I don't know if they ran out of money to make a game as huge as they wanted to make, or ran out of time or what, but the back third of this game was so grindy and repetitive that I enjoyed it substantially less than the first two thirds. To add insult to injury I actually had to level grind, partially because there were fewer side quests to level up on and partially because some of the late game boss fights are totally unmanageable with the limited tools the game gives you at a lower level, or at least were for me. If I think back on the memorable moments and character developments they almost all happened in the first 30 hours, which is basically the first half of the game.
A lot of games have better first halves than second halves, for a bunch of reasons. Every player is going to see the start of a game so it makes sense to put your best assets there where everyone will experience them. Games naturally get repetitive and grindy over time, at least if they are long enough. It's much easier to start a game in a compelling way than to end it in one. But when a game is as long as Xenoblade Chronicles is, it's unclear to me why they didn't cut a lot of the fat towards the end and focus on making the end areas more varied and interesting, and on the things that made the game great to begin with, instead of what feels like endless padding, incredibly repetitive combat, and a series of false endings.
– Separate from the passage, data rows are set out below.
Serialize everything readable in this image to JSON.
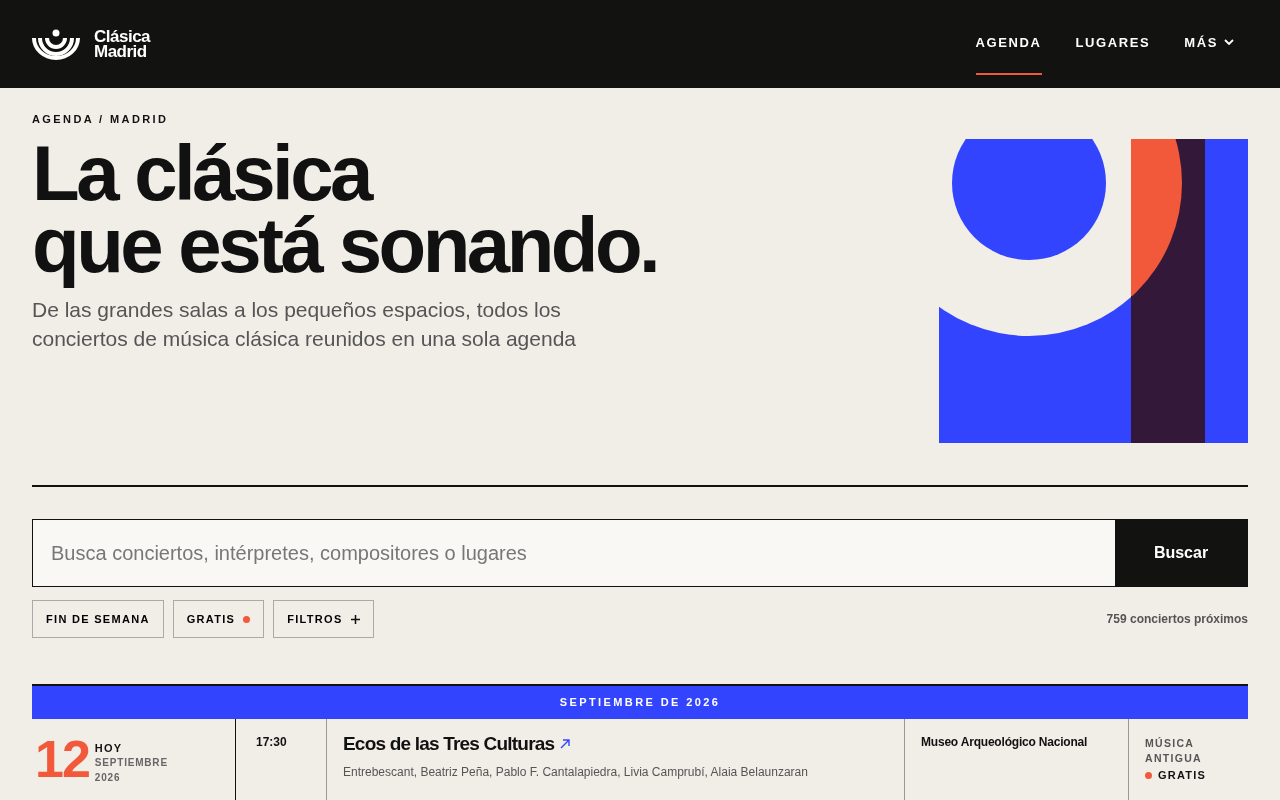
{
  "header": {
    "logo_lines": [
      "Clásica",
      "Madrid"
    ],
    "nav": [
      {
        "label": "AGENDA",
        "selected": true,
        "dropdown": false
      },
      {
        "label": "LUGARES",
        "selected": false,
        "dropdown": false
      },
      {
        "label": "MÁS",
        "selected": false,
        "dropdown": true
      }
    ]
  },
  "hero": {
    "breadcrumb": "AGENDA / MADRID",
    "title_lines": [
      "La clásica",
      "que está sonando."
    ],
    "subtitle": "De las grandes salas a los pequeños espacios, todos los conciertos de música clásica reunidos en una sola agenda"
  },
  "search": {
    "placeholder": "Busca conciertos, intérpretes, compositores o lugares",
    "button": "Buscar"
  },
  "filters": [
    {
      "label": "FIN DE SEMANA",
      "kind": "plain",
      "active": false
    },
    {
      "label": "GRATIS",
      "kind": "plain",
      "active": true
    },
    {
      "label": "FILTROS",
      "kind": "expand",
      "active": false
    }
  ],
  "count": "759 conciertos próximos",
  "month": "SEPTIEMBRE DE 2026",
  "events": [
    {
      "day": "12",
      "day_label": "HOY",
      "month": "SEPTIEMBRE",
      "year": "2026",
      "time": "17:30",
      "title": "Ecos de las Tres Culturas",
      "performers": "Entrebescant, Beatriz Peña, Pablo F. Cantalapiedra, Livia Camprubí, Alaia Belaunzaran",
      "venue": "Museo Arqueológico Nacional",
      "genre": "MÚSICA ANTIGUA",
      "free": true,
      "price": "GRATIS"
    }
  ]
}
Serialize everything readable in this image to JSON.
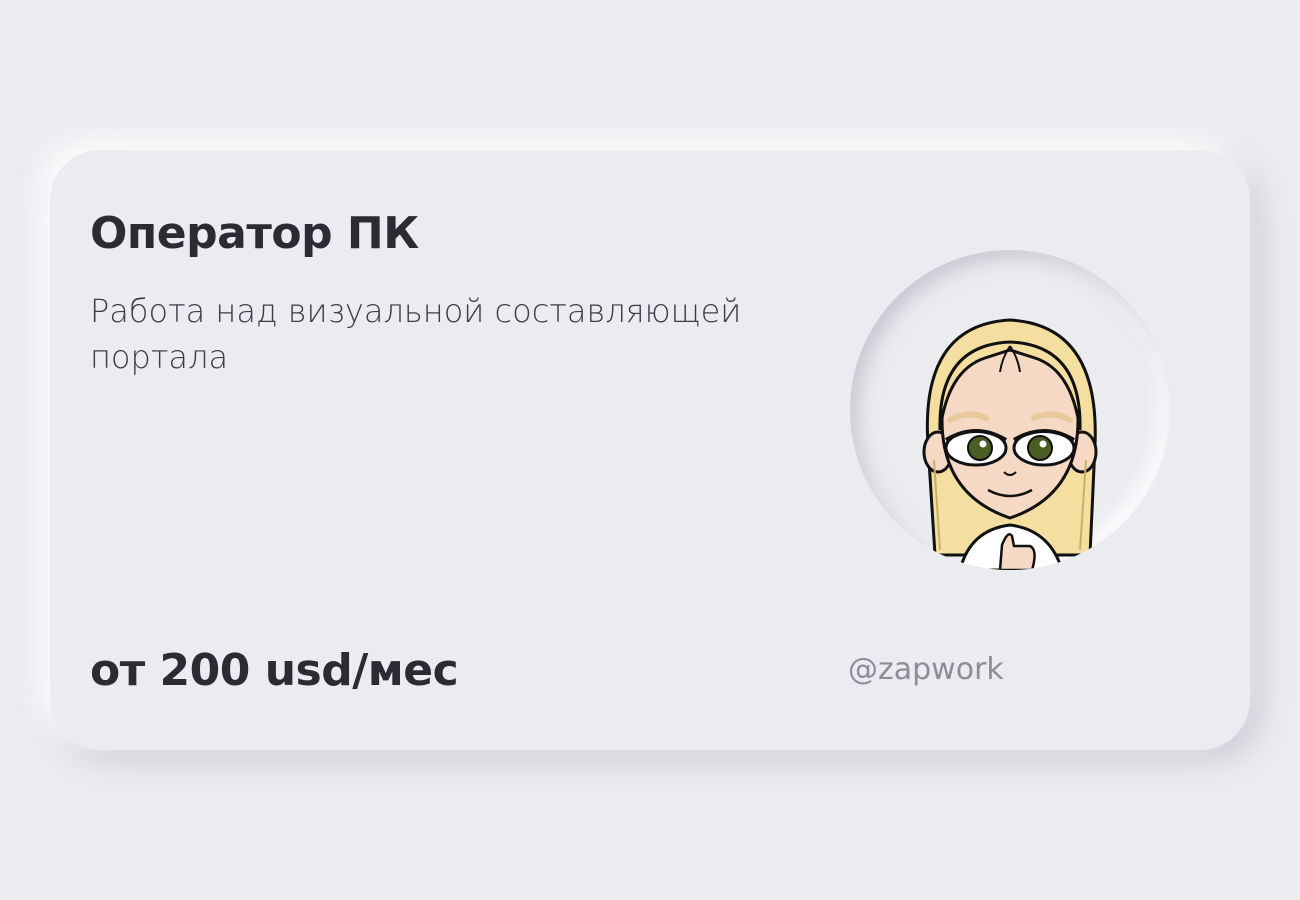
{
  "card": {
    "title": "Оператор ПК",
    "description": "Работа над визуальной составляющей портала",
    "salary": "от 200 usd/мес",
    "handle": "@zapwork"
  },
  "colors": {
    "background": "#ebecf0",
    "text_primary": "#2b2b34",
    "text_muted": "#8c8d99"
  },
  "avatar": {
    "icon": "cartoon-girl-avatar"
  }
}
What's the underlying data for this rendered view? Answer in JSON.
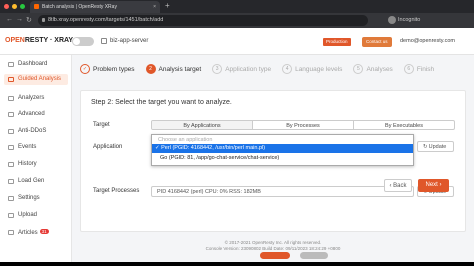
{
  "browser": {
    "tab_title": "Batch analysis | OpenResty XRay",
    "tab_close": "×",
    "new_tab": "+",
    "url": "8tlb.xray.openresty.com/targets/1451/batch/add",
    "incognito": "Incognito"
  },
  "header": {
    "logo_open": "OPEN",
    "logo_rest": "RESTY · XRAY",
    "server": "biz-app-server",
    "production_badge": "Production",
    "contact": "Contact us",
    "user": "demo@openresty.com"
  },
  "sidebar": {
    "items": [
      {
        "label": "Dashboard"
      },
      {
        "label": "Guided Analysis"
      },
      {
        "label": "Analyzers"
      },
      {
        "label": "Advanced"
      },
      {
        "label": "Anti-DDoS"
      },
      {
        "label": "Events"
      },
      {
        "label": "History"
      },
      {
        "label": "Load Gen"
      },
      {
        "label": "Settings"
      },
      {
        "label": "Upload"
      },
      {
        "label": "Articles",
        "badge": "31"
      }
    ]
  },
  "steps": [
    {
      "num": "✓",
      "label": "Problem types"
    },
    {
      "num": "2",
      "label": "Analysis target"
    },
    {
      "num": "3",
      "label": "Application type"
    },
    {
      "num": "4",
      "label": "Language levels"
    },
    {
      "num": "5",
      "label": "Analyses"
    },
    {
      "num": "6",
      "label": "Finish"
    }
  ],
  "panel": {
    "title": "Step 2: Select the target you want to analyze.",
    "target_label": "Target",
    "target_options": [
      "By Applications",
      "By Processes",
      "By Executables"
    ],
    "application_label": "Application",
    "dropdown_placeholder": "Choose an application",
    "dropdown_selected": "✓ Perl (PGID: 4168442, /usr/bin/perl main.pl)",
    "dropdown_option": "Go (PGID: 81, /app/go-chat-service/chat-service)",
    "update": "Update",
    "target_processes_label": "Target Processes",
    "target_processes_value": "PID 4168442 (perl) CPU: 0% RSS: 182MB",
    "back": "Back",
    "next": "Next"
  },
  "footer": {
    "line1": "© 2017-2021 OpenResty Inc. All rights reserved.",
    "line2": "Console Version: 23090802 Build Date: 09/11/2023 18:24:29 +0800"
  },
  "colors": {
    "accent": "#e0572a",
    "selection": "#1a73e8"
  }
}
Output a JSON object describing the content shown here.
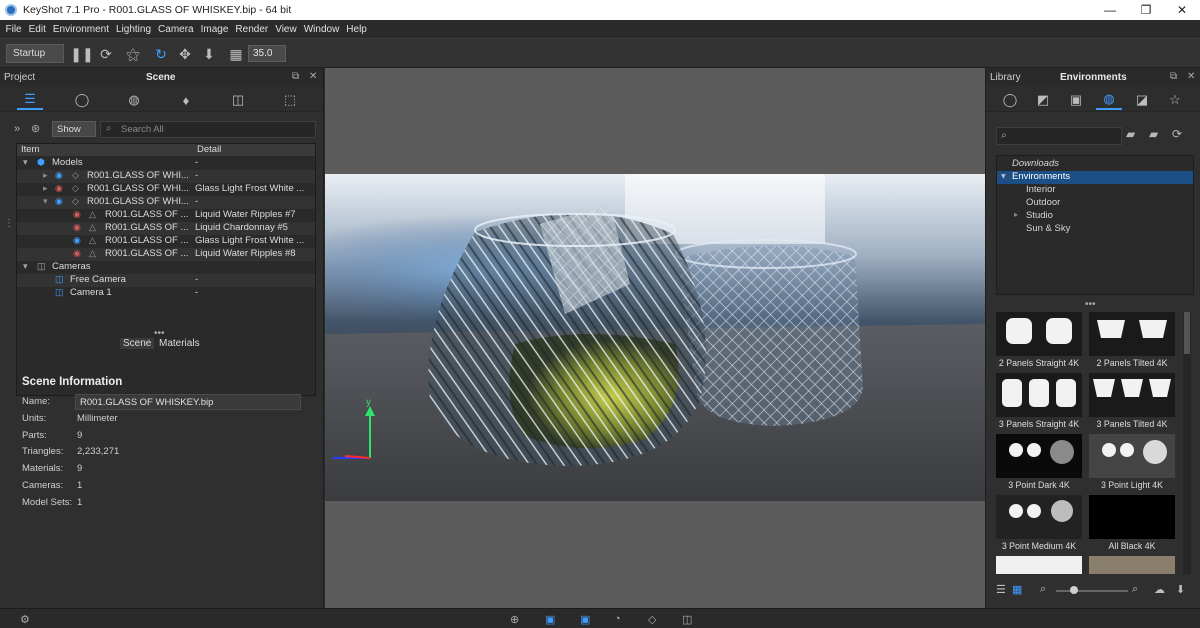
{
  "window": {
    "title": "KeyShot 7.1 Pro  - R001.GLASS OF WHISKEY.bip  - 64 bit",
    "controls": [
      "—",
      "❐",
      "✕"
    ]
  },
  "menu": [
    "File",
    "Edit",
    "Environment",
    "Lighting",
    "Camera",
    "Image",
    "Render",
    "View",
    "Window",
    "Help"
  ],
  "toolbar": {
    "startup_label": "Startup",
    "value": "35.0"
  },
  "left_panel": {
    "tab_left": "Project",
    "title": "Scene",
    "show_label": "Show",
    "search_placeholder": "Search All",
    "columns": {
      "item": "Item",
      "detail": "Detail"
    },
    "tree": [
      {
        "name": "Models",
        "detail": "-"
      },
      {
        "name": "R001.GLASS OF WHI...",
        "detail": "-"
      },
      {
        "name": "R001.GLASS OF WHI...",
        "detail": "Glass Light Frost White ..."
      },
      {
        "name": "R001.GLASS OF WHI...",
        "detail": "-"
      },
      {
        "name": "R001.GLASS OF ...",
        "detail": "Liquid Water Ripples #7"
      },
      {
        "name": "R001.GLASS OF ...",
        "detail": "Liquid Chardonnay #5"
      },
      {
        "name": "R001.GLASS OF ...",
        "detail": "Glass Light Frost White ..."
      },
      {
        "name": "R001.GLASS OF ...",
        "detail": "Liquid Water Ripples #8"
      },
      {
        "name": "Cameras",
        "detail": ""
      },
      {
        "name": "Free Camera",
        "detail": "-"
      },
      {
        "name": "Camera 1",
        "detail": "-"
      }
    ],
    "subtabs": [
      "Scene",
      "Materials"
    ],
    "scene_info": {
      "heading": "Scene Information",
      "name_label": "Name:",
      "name_value": "R001.GLASS OF WHISKEY.bip",
      "rows": [
        {
          "k": "Units:",
          "v": "Millimeter"
        },
        {
          "k": "Parts:",
          "v": "9"
        },
        {
          "k": "Triangles:",
          "v": "2,233,271"
        },
        {
          "k": "Materials:",
          "v": "9"
        },
        {
          "k": "Cameras:",
          "v": "1"
        },
        {
          "k": "Model Sets:",
          "v": "1"
        }
      ]
    }
  },
  "viewport": {
    "axis_label": "y"
  },
  "right_panel": {
    "tab_left": "Library",
    "title": "Environments",
    "tree": [
      {
        "label": "Downloads"
      },
      {
        "label": "Environments"
      },
      {
        "label": "Interior"
      },
      {
        "label": "Outdoor"
      },
      {
        "label": "Studio"
      },
      {
        "label": "Sun & Sky"
      }
    ],
    "thumbnails": [
      {
        "label": "2 Panels Straight 4K"
      },
      {
        "label": "2 Panels Tilted 4K"
      },
      {
        "label": "3 Panels Straight 4K"
      },
      {
        "label": "3 Panels Tilted 4K"
      },
      {
        "label": "3 Point Dark 4K"
      },
      {
        "label": "3 Point Light 4K"
      },
      {
        "label": "3 Point Medium 4K"
      },
      {
        "label": "All Black 4K"
      }
    ]
  },
  "colors": {
    "accent": "#3e9bff",
    "selection": "#1b4f86",
    "panel": "#2f2f2f"
  }
}
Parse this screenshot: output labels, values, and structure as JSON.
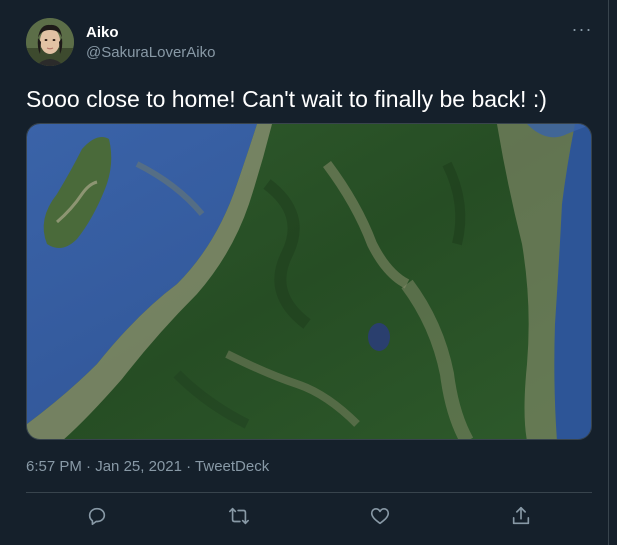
{
  "author": {
    "display_name": "Aiko",
    "handle": "@SakuraLoverAiko"
  },
  "tweet": {
    "text": "Sooo close to home! Can't wait to finally be back! :)",
    "media_alt": "Satellite view of mountainous terrain along a coastline"
  },
  "meta": {
    "time": "6:57 PM",
    "date": "Jan 25, 2021",
    "source": "TweetDeck",
    "separator": " · "
  },
  "actions": {
    "more_glyph": "···"
  },
  "colors": {
    "background": "#15202b",
    "secondary_text": "#8899a6",
    "divider": "#38444d"
  }
}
In addition, personal stories are always much more interesting than big philosophical info dumps, but so many JRPGs don't get this. They make you feel like they only had characters to begin with to grab your attention so they could bore you to tears with nonsensical worldbuilding and villains who absolutely never shut up.
I'm frustrated because while I still enjoyed the game overall, I wish it were like 10 hours shorter and more focused, and almost all of that came towards the end. Specially while the climb up Mechonis' leg was kind of interesting, the endless mechon factories and cities were very boring, especially since you just fought the mechon in Sword Valley. Then everything after Egil is just a mess. It almost feels like Bloodstained in terms of its all over the place tone and re-used environments as you jump from the super lame skinny pathways of Bionis' lungs and heart to the weirdly huge castle and cathedral environments on Prison Island. Seriously, why is everything so big in that place? None of the characters even mention the insane proportions! Then the final revelation of the game is just crazy and nonsensical.
I think Xenoblade Chronicles would have been one of my favorite games of all time if it were a 40 hour JRPG instead of a 55 hour one, and that's very frustrating. I think the game loses track of the story it's telling and tells a different story that's frankly not as good. I think it runs out of interesting visual ideas, new enemies, and ways to keep combat fresh and engaging, but keeps going anyway because more is more.
It's a good game, but it really needed an editor.